So what to do with those skeins? Toss them? (Never!) There are solutions. Ravelry has a group, (for everything) but one especially for these yarns. You can, depending on the color patterns and how they are printed—knit scarves or hats that self stripe, or self pattern into something like a argyle type design.
 
Sometimes, things work out--but the results often seem more suited to a child garment rather than an adults.(That is one of my darling granddaughter, when she was 6 or so, modeling a Meg Swanson design.--Knit circa 2005)

Another option is to pair with a solid color. Narrow stripes of polychrome, paired with narrow stripes of a solid can create a beautiful design. Using polychromes in stranded knitting can work, too. Though long colors runs that self stripe are more suited.

Here are some tricks for picking the solid yarn.
1—the solid yarn should not have any color in the mix. Sometimes, this means, only white or black are are available for coordinating solids.

2—the solid yarn should be about the same color value as the polychrome—Pastels match best with other pastels, mid tones match best with mid tones, dark colors match best with dark tones.

3—try for high contrast. A colorway of red violet/violet/blue violet and peach, is best matches with a yellow (yellow being the contrasting color to violet) A color way of blue, blue green, green goes best with a coral (the contrasting color for blue is orange, for green is red, for blue green, a reddish orange or coral—which can go pastel, (and still be seen as coral, or go dark, and be sort of a brick-ish red.)

Other options (and other rules!) can be found in Margaret Radcliffe's book The Essentials of Color Knitting. (a treasure trove of ideas!)

Once you have your matching solid, you have to decide: should the polychrome predominate, or should the solid? I tend to like the solid to predominate—but that is my taste and choice.
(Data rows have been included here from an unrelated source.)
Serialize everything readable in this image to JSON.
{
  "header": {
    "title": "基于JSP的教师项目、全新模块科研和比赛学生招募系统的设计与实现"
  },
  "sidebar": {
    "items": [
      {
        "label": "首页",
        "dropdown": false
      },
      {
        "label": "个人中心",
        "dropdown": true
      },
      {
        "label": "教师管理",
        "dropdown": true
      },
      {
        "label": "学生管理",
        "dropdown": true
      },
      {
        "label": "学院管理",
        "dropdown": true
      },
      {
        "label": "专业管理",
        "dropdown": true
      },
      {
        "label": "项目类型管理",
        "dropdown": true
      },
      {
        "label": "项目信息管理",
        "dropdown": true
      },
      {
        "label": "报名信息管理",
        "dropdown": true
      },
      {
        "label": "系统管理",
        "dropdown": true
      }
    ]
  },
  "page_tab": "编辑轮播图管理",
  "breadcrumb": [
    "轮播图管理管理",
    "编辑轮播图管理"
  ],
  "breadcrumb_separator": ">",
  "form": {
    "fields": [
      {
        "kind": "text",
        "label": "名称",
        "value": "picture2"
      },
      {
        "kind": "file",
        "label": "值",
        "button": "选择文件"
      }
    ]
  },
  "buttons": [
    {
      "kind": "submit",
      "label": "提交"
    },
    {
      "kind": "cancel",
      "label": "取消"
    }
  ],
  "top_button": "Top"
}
What do you think? A good use, or not? More on this bit of knitting tomorrow.